RECORDS SHOWN:
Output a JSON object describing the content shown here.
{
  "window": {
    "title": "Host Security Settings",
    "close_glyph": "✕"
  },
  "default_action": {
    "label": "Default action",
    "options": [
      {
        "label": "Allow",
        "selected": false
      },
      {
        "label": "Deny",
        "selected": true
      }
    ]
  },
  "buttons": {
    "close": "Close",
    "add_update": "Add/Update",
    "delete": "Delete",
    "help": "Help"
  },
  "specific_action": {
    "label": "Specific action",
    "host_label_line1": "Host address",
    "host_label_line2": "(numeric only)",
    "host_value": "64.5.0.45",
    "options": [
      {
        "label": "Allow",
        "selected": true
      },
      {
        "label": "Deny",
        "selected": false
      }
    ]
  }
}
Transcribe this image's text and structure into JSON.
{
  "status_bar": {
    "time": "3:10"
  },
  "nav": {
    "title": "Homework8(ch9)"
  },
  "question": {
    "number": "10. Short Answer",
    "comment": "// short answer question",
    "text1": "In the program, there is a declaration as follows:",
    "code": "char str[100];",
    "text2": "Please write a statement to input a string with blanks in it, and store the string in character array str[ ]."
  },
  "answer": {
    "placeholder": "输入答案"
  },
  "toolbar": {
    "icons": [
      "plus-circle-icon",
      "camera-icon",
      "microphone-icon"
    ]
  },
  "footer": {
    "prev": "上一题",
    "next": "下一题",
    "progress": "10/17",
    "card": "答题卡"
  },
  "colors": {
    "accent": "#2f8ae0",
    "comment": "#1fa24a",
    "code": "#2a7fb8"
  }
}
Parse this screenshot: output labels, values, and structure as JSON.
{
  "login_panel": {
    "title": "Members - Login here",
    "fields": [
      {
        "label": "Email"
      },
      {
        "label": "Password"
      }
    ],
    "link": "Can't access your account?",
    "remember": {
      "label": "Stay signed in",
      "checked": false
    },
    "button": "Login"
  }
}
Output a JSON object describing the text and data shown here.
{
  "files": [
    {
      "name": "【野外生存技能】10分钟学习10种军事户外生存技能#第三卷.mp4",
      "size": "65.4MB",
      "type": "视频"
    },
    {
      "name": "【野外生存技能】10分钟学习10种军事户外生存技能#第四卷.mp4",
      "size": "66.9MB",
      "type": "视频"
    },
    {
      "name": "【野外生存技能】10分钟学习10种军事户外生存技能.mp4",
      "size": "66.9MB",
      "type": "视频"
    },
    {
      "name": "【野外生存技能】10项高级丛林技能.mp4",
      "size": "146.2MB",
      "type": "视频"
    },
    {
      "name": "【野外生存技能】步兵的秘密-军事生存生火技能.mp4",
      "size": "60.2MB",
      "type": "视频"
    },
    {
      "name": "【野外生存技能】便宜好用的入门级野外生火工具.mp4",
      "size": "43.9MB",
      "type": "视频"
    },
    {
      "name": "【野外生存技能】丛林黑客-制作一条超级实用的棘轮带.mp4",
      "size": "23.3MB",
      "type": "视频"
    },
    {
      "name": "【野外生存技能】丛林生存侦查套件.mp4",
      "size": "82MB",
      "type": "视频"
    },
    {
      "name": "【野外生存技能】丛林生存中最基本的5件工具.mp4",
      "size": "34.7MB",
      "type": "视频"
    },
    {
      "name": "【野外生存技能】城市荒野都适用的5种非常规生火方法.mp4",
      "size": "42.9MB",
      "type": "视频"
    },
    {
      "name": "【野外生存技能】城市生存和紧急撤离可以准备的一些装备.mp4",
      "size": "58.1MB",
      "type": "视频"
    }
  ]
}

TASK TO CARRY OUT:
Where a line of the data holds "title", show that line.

TASK RESULT:
    "title": "Host Security Settings",
    "title": "Homework8(ch9)"
    "title": "Members - Login here",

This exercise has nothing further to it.